A car accident can result in a civil lawsuit. But it can also be considered a crime. Whether or not your case is a crime depends on the circumstances of your accident. Find out if your accident could be a crime and how you can fight the charges.
When is a Car Accident a Crime?
In all of the following situations, a car accident could be a crime:
Hit and Run
According to Florida law, a driver should stop at the scene of an accident. This isn’t only required at serious accidents, but at minor ones as well. If a driver fails to stop, they could be charged with a crime.
The penalty for your crime varies according to the situation. Usually, the penalty depends on the outcome of the collision. For instance, if a person suffered serious injuries and you left, the penalty could be jail time. Potential consequences include a suspended or revoked license, fines, prison time, and increased insurance rates.
If you’re guilty of drunk driving, you also could face criminal charges. In every state, drunk driving is a crime. While the BAC limits and consequences of the crime vary, the action is illegal throughout the U.S.
The penalties vary depending on the amount of prior offenses on your record. First-time offenders might be treated with leniency. However, second and third-time offenders could face harsher penalties.
You could receive a license suspension, fines, and jail time. In most cases, you will need to take a drunk driving course. You may also need to participate in a substance abuse program.
If you are guilty of drunk driving with a child, you could receive a felony conviction. The state does not take this type of case lightly.
If you drive recklessly and cause an accident, you could be convicted of a crime. This is typically the case when a reckless driver kid a pedestrian or someone in another vehicle.
For reckless driving to result in a conviction, there usually must be some type of overly aggressive or reckless behavior. For example, going 60 miles an hour in a school zone is excessive. A court could choose to convict a driver if someone experienced serious injury or death. If someone intended to hurt another individual, they are more likely to face charges and be convicted. Road rage is a common example of this.
Criminal charges shouldn’t be your only concern. If you cause an accident, you could be on the receiving end of a civil lawsuit.
This is only when negligence is involved. If your negligence caused another individual to be injured, you could be held accountable for compensation in a personal injury lawsuit. The lawsuit goes to civil court and could result in money going to the victim.
For the case to be successful, the victim needs to prove negligence.
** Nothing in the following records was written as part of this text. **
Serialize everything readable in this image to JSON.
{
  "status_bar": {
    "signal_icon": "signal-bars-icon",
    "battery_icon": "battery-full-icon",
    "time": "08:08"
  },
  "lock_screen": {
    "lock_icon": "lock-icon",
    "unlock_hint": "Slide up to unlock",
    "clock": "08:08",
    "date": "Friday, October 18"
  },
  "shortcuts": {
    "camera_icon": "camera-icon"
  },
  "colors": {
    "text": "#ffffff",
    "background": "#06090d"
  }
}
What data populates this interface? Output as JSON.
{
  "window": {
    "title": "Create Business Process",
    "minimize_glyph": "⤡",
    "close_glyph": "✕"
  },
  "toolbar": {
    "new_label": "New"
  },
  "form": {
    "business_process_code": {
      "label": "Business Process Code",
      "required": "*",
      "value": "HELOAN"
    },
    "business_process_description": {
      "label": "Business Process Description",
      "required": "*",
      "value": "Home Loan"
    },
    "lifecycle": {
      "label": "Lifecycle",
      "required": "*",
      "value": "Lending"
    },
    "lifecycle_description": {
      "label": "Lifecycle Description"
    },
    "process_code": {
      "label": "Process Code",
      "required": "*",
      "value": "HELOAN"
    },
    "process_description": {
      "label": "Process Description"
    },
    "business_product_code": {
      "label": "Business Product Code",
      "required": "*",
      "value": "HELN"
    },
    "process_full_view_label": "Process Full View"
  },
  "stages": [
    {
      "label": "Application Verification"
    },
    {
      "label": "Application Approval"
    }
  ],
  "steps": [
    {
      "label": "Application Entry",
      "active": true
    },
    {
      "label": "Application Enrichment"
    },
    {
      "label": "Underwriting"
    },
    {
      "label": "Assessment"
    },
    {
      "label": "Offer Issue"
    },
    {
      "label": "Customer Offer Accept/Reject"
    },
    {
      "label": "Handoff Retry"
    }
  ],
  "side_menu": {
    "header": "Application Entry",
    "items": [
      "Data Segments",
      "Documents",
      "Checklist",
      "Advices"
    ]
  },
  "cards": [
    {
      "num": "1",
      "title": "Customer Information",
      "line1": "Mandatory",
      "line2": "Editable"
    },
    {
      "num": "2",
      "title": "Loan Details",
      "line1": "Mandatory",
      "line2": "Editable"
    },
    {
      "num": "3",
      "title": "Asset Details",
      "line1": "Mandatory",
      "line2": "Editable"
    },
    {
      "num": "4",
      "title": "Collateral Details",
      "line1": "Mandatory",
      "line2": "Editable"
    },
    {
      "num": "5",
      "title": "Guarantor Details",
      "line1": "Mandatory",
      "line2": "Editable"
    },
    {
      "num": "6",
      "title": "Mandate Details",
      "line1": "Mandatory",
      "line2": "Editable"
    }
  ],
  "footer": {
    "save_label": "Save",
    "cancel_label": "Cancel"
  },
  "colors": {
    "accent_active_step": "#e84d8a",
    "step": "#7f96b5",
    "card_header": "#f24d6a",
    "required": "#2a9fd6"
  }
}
This isn’t easy to prove, but is often easier than proving criminal charges. Therefore, your accident could result in no criminal charges but you could face consequences from the civil case.
Working with an Attorney
In 2017, there were 32,389 injuries from car accidents in Miami-Dade County. Each year, many people are involved in car collisions. Whether you caused the accident or you’re a victim, you could benefit from working with an attorney.
An attorney can explain more about the consequences of a car accident. Furthermore, they can protect you from an unjust conviction. Contact 1-800-Injuredand start looking for your lawyer.